DATASET RECORDS —
= Beginning of Section =

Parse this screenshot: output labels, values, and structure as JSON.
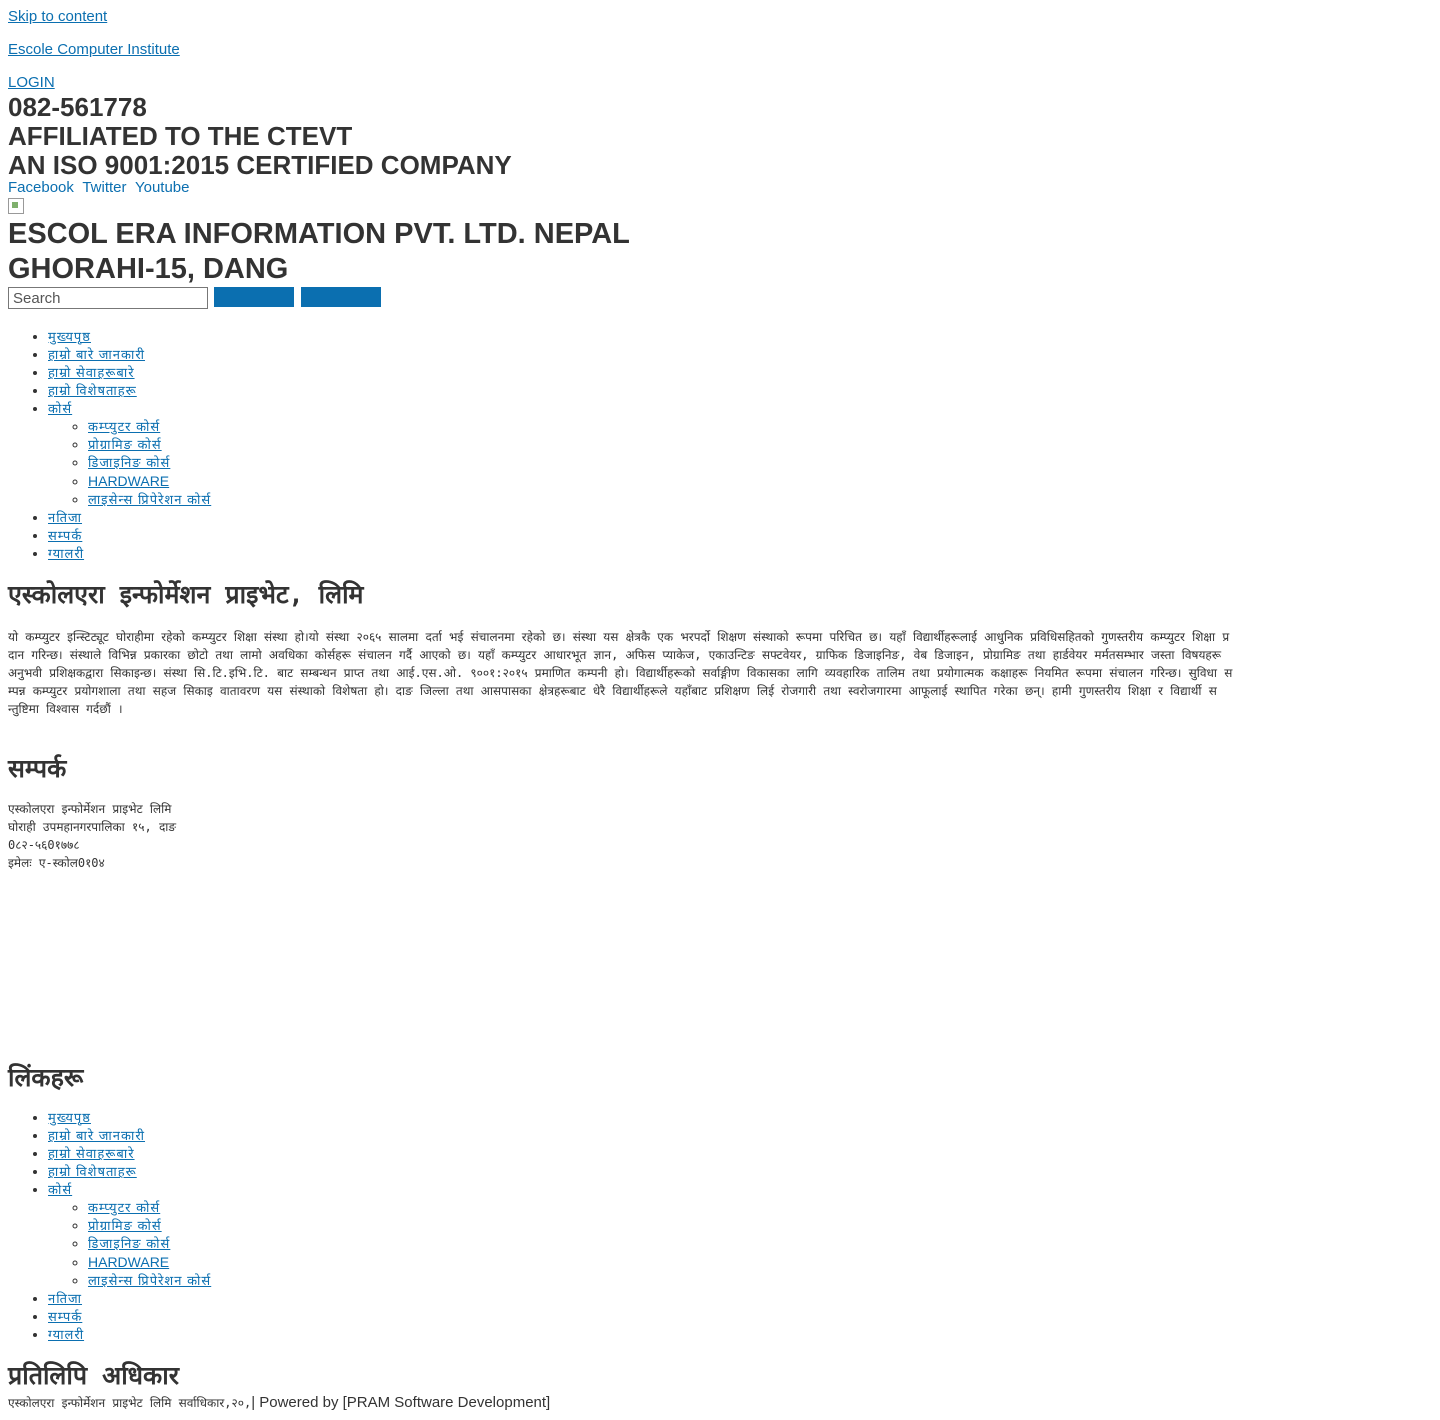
{
  "skip_link": "Skip to content",
  "site_title": "Escole Computer Institute",
  "login": "LOGIN",
  "phone": "082-561778",
  "affiliation": "AFFILIATED TO THE CTEVT",
  "certification": "AN ISO 9001:2015 CERTIFIED COMPANY",
  "social": [
    "Facebook",
    "Twitter",
    "Youtube"
  ],
  "company_name": "ESCOL ERA INFORMATION PVT. LTD. NEPAL",
  "company_address": "GHORAHI-15, DANG",
  "search": {
    "placeholder": "Search"
  },
  "nav": {
    "items": [
      "मुख्यपृष्ठ",
      "हाम्रो बारे जानकारी",
      "हाम्रो सेवाहरूबारे",
      "हाम्रो विशेषताहरू",
      "कोर्स"
    ],
    "sub_items": [
      "कम्प्युटर कोर्स",
      "प्रोग्रामिङ कोर्स",
      "डिजाइनिङ कोर्स",
      "HARDWARE",
      "लाइसेन्स प्रिपेरेशन कोर्स"
    ],
    "after_items": [
      "नतिजा",
      "सम्पर्क",
      "ग्यालरी"
    ]
  },
  "main": {
    "heading": "एस्कोलएरा इन्फोर्मेशन प्राइभेट, लिमि",
    "paragraph": "यो कम्प्युटर इन्स्टिट्यूट घोराहीमा रहेको कम्प्युटर शिक्षा संस्था हो।यो संस्था २०६५ सालमा दर्ता भई संचालनमा रहेको छ। संस्था यस क्षेत्रकै एक भरपर्दो शिक्षण संस्थाको रूपमा परिचित छ। यहाँ विद्यार्थीहरूलाई आधुनिक प्रविधिसहितको गुणस्तरीय कम्प्युटर शिक्षा प्रदान गरिन्छ। संस्थाले विभिन्न प्रकारका छोटो तथा लामो अवधिका कोर्सहरू संचालन गर्दै आएको छ। यहाँ कम्प्युटर आधारभूत ज्ञान, अफिस प्याकेज, एकाउन्टिङ सफ्टवेयर, ग्राफिक डिजाइनिङ, वेब डिजाइन, प्रोग्रामिङ तथा हार्डवेयर मर्मतसम्भार जस्ता विषयहरू अनुभवी प्रशिक्षकद्वारा सिकाइन्छ। संस्था सि.टि.इभि.टि. बाट सम्बन्धन प्राप्त तथा आई.एस.ओ. ९००१:२०१५ प्रमाणित कम्पनी हो। विद्यार्थीहरूको सर्वाङ्गीण विकासका लागि व्यवहारिक तालिम तथा प्रयोगात्मक कक्षाहरू नियमित रूपमा संचालन गरिन्छ। सुविधा सम्पन्न कम्प्युटर प्रयोगशाला तथा सहज सिकाइ वातावरण यस संस्थाको विशेषता हो। दाङ जिल्ला तथा आसपासका क्षेत्रहरूबाट धेरै विद्यार्थीहरूले यहाँबाट प्रशिक्षण लिई रोजगारी तथा स्वरोजगारमा आफूलाई स्थापित गरेका छन्। हामी गुणस्तरीय शिक्षा र विद्यार्थी सन्तुष्टिमा विश्वास गर्दछौं ।"
  },
  "contact": {
    "heading": "सम्पर्क",
    "lines": [
      "एस्कोलएरा इन्फोर्मेशन प्राइभेट लिमि",
      "घोराही उपमहानगरपालिका १५, दाङ",
      "0८२-५६0१७७८",
      "इमेलः ए-स्कोल0१0४"
    ]
  },
  "links_heading": "लिंकहरू",
  "footer": {
    "heading": "प्रतिलिपि अधिकार",
    "copyright": "एस्कोलएरा इन्फोर्मेशन प्राइभेट लिमि सर्वाधिकार,२०,",
    "credit": "| Powered by [PRAM Software Development]"
  },
  "colors": {
    "link": "#0b6fb0",
    "text": "#333333",
    "button": "#0b6fb0"
  }
}
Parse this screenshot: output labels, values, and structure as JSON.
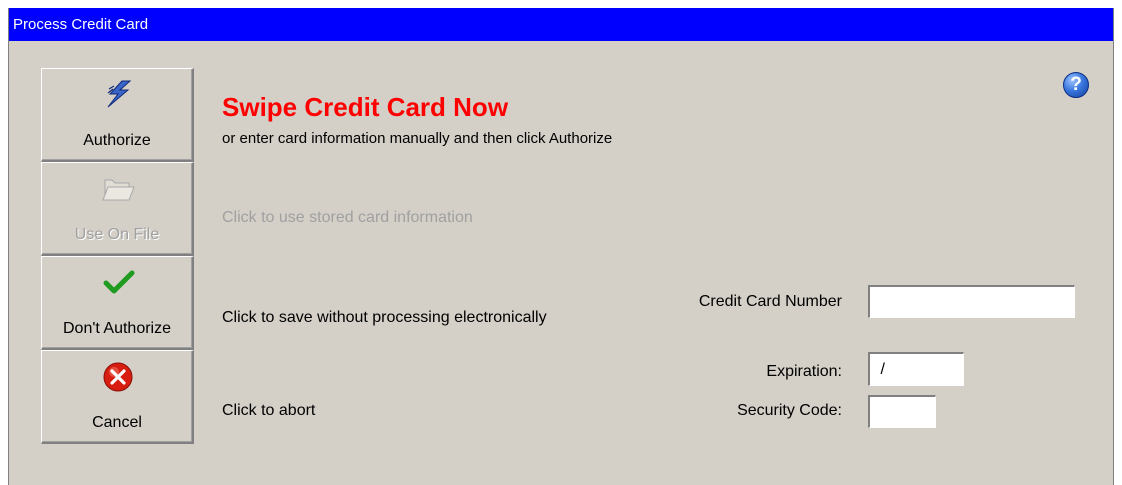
{
  "window": {
    "title": "Process Credit Card"
  },
  "help": {
    "glyph": "?",
    "icon": "help-icon"
  },
  "buttons": [
    {
      "label": "Authorize",
      "icon": "lightning-bolt-icon",
      "enabled": true
    },
    {
      "label": "Use On File",
      "icon": "folder-icon",
      "enabled": false
    },
    {
      "label": "Don't Authorize",
      "icon": "checkmark-icon",
      "enabled": true
    },
    {
      "label": "Cancel",
      "icon": "red-x-icon",
      "enabled": true
    }
  ],
  "main": {
    "heading": "Swipe Credit Card Now",
    "subheading": "or enter card information manually and then click Authorize",
    "use_on_file_desc": "Click to use stored card information",
    "dont_authorize_desc": "Click to save without processing electronically",
    "cancel_desc": "Click to abort"
  },
  "form": {
    "card_number_label": "Credit Card Number",
    "card_number_value": "",
    "expiration_label": "Expiration:",
    "expiration_value": " /",
    "security_code_label": "Security Code:",
    "security_code_value": ""
  },
  "colors": {
    "titlebar": "#0000fe",
    "heading": "#ff0000",
    "window_bg": "#d4d0c8"
  }
}
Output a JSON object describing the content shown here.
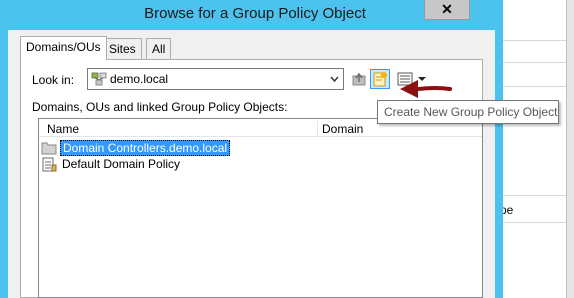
{
  "window": {
    "title": "Browse for a Group Policy Object",
    "close_glyph": "✕"
  },
  "tabs": [
    {
      "label": "Domains/OUs"
    },
    {
      "label": "Sites"
    },
    {
      "label": "All"
    }
  ],
  "look_in": {
    "label": "Look in:",
    "value": "demo.local"
  },
  "list": {
    "label": "Domains, OUs and linked Group Policy Objects:",
    "columns": [
      "Name",
      "Domain"
    ],
    "rows": [
      {
        "name": "Domain Controllers.demo.local",
        "domain": ""
      },
      {
        "name": "Default Domain Policy",
        "domain": ""
      }
    ]
  },
  "tooltip": {
    "text": "Create New Group Policy Object"
  },
  "background": {
    "partial_text": "pe"
  },
  "colors": {
    "title_bar": "#4cc2ee",
    "selection": "#3399ff",
    "arrow": "#8b0f10"
  }
}
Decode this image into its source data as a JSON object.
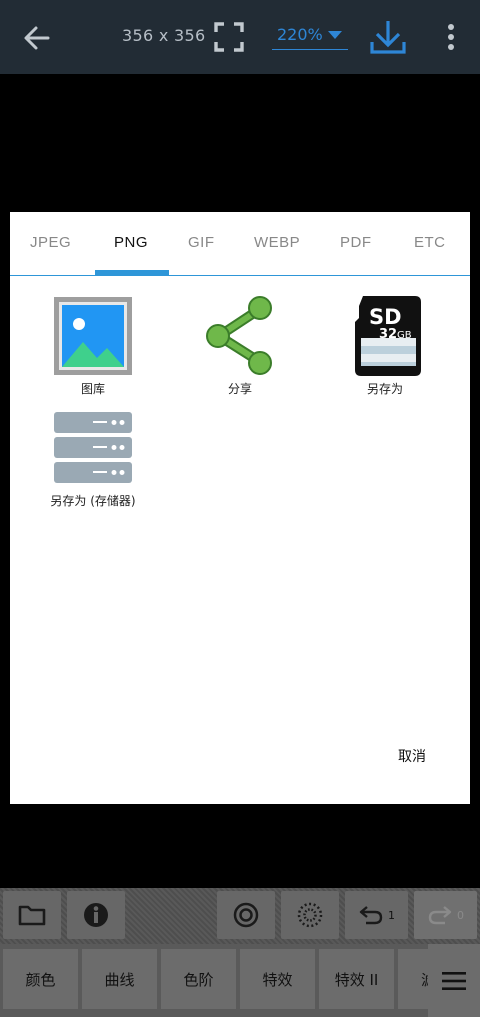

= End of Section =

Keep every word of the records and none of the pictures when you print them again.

Parse this screenshot: output labels, values, and structure as JSON.
{
  "skip_link": "Skip to content",
  "site_title": "Escole Computer Institute",
  "login": "LOGIN",
  "phone": "082-561778",
  "affiliation": "AFFILIATED TO THE CTEVT",
  "certification": "AN ISO 9001:2015 CERTIFIED COMPANY",
  "social": [
    "Facebook",
    "Twitter",
    "Youtube"
  ],
  "company_name": "ESCOL ERA INFORMATION PVT. LTD. NEPAL",
  "company_address": "GHORAHI-15, DANG",
  "search": {
    "placeholder": "Search"
  },
  "nav": {
    "items": [
      "मुख्यपृष्ठ",
      "हाम्रो बारे जानकारी",
      "हाम्रो सेवाहरूबारे",
      "हाम्रो विशेषताहरू",
      "कोर्स"
    ],
    "sub_items": [
      "कम्प्युटर कोर्स",
      "प्रोग्रामिङ कोर्स",
      "डिजाइनिङ कोर्स",
      "HARDWARE",
      "लाइसेन्स प्रिपेरेशन कोर्स"
    ],
    "after_items": [
      "नतिजा",
      "सम्पर्क",
      "ग्यालरी"
    ]
  },
  "main": {
    "heading": "एस्कोलएरा इन्फोर्मेशन प्राइभेट, लिमि",
    "paragraph": "यो कम्प्युटर इन्स्टिट्यूट घोराहीमा रहेको कम्प्युटर शिक्षा संस्था हो।यो संस्था २०६५ सालमा दर्ता भई संचालनमा रहेको छ। संस्था यस क्षेत्रकै एक भरपर्दो शिक्षण संस्थाको रूपमा परिचित छ। यहाँ विद्यार्थीहरूलाई आधुनिक प्रविधिसहितको गुणस्तरीय कम्प्युटर शिक्षा प्रदान गरिन्छ। संस्थाले विभिन्न प्रकारका छोटो तथा लामो अवधिका कोर्सहरू संचालन गर्दै आएको छ। यहाँ कम्प्युटर आधारभूत ज्ञान, अफिस प्याकेज, एकाउन्टिङ सफ्टवेयर, ग्राफिक डिजाइनिङ, वेब डिजाइन, प्रोग्रामिङ तथा हार्डवेयर मर्मतसम्भार जस्ता विषयहरू अनुभवी प्रशिक्षकद्वारा सिकाइन्छ। संस्था सि.टि.इभि.टि. बाट सम्बन्धन प्राप्त तथा आई.एस.ओ. ९००१:२०१५ प्रमाणित कम्पनी हो। विद्यार्थीहरूको सर्वाङ्गीण विकासका लागि व्यवहारिक तालिम तथा प्रयोगात्मक कक्षाहरू नियमित रूपमा संचालन गरिन्छ। सुविधा सम्पन्न कम्प्युटर प्रयोगशाला तथा सहज सिकाइ वातावरण यस संस्थाको विशेषता हो। दाङ जिल्ला तथा आसपासका क्षेत्रहरूबाट धेरै विद्यार्थीहरूले यहाँबाट प्रशिक्षण लिई रोजगारी तथा स्वरोजगारमा आफूलाई स्थापित गरेका छन्। हामी गुणस्तरीय शिक्षा र विद्यार्थी सन्तुष्टिमा विश्वास गर्दछौं ।"
  },
  "contact": {
    "heading": "सम्पर्क",
    "lines": [
      "एस्कोलएरा इन्फोर्मेशन प्राइभेट लिमि",
      "घोराही उपमहानगरपालिका १५, दाङ",
      "0८२-५६0१७७८",
      "इमेलः ए-स्कोल0१0४"
    ]
  },
  "links_heading": "लिंकहरू",
  "footer": {
    "heading": "प्रतिलिपि अधिकार",
    "copyright": "एस्कोलएरा इन्फोर्मेशन प्राइभेट लिमि सर्वाधिकार,२०,",
    "credit": "| Powered by [PRAM Software Development]"
  },
  "colors": {
    "link": "#0b6fb0",
    "text": "#333333",
    "button": "#0b6fb0"
  }
}
Parse this screenshot: output labels, values, and structure as JSON.
{
  "window": {
    "title": "Process Credit Card"
  },
  "help": {
    "glyph": "?",
    "icon": "help-icon"
  },
  "buttons": [
    {
      "label": "Authorize",
      "icon": "lightning-bolt-icon",
      "enabled": true
    },
    {
      "label": "Use On File",
      "icon": "folder-icon",
      "enabled": false
    },
    {
      "label": "Don't Authorize",
      "icon": "checkmark-icon",
      "enabled": true
    },
    {
      "label": "Cancel",
      "icon": "red-x-icon",
      "enabled": true
    }
  ],
  "main": {
    "heading": "Swipe Credit Card Now",
    "subheading": "or enter card information manually and then click Authorize",
    "use_on_file_desc": "Click to use stored card information",
    "dont_authorize_desc": "Click to save without processing electronically",
    "cancel_desc": "Click to abort"
  },
  "form": {
    "card_number_label": "Credit Card Number",
    "card_number_value": "",
    "expiration_label": "Expiration:",
    "expiration_value": " /",
    "security_code_label": "Security Code:",
    "security_code_value": ""
  },
  "colors": {
    "titlebar": "#0000fe",
    "heading": "#ff0000",
    "window_bg": "#d4d0c8"
  }
}
Output a JSON object describing the content shown here.
{
  "window": {
    "title": "Browse for a Group Policy Object",
    "close_glyph": "✕"
  },
  "tabs": [
    {
      "label": "Domains/OUs"
    },
    {
      "label": "Sites"
    },
    {
      "label": "All"
    }
  ],
  "look_in": {
    "label": "Look in:",
    "value": "demo.local"
  },
  "list": {
    "label": "Domains, OUs and linked Group Policy Objects:",
    "columns": [
      "Name",
      "Domain"
    ],
    "rows": [
      {
        "name": "Domain Controllers.demo.local",
        "domain": ""
      },
      {
        "name": "Default Domain Policy",
        "domain": ""
      }
    ]
  },
  "tooltip": {
    "text": "Create New Group Policy Object"
  },
  "background": {
    "partial_text": "pe"
  },
  "colors": {
    "title_bar": "#4cc2ee",
    "selection": "#3399ff",
    "arrow": "#8b0f10"
  }
}
Decode this image into its source data as a JSON object.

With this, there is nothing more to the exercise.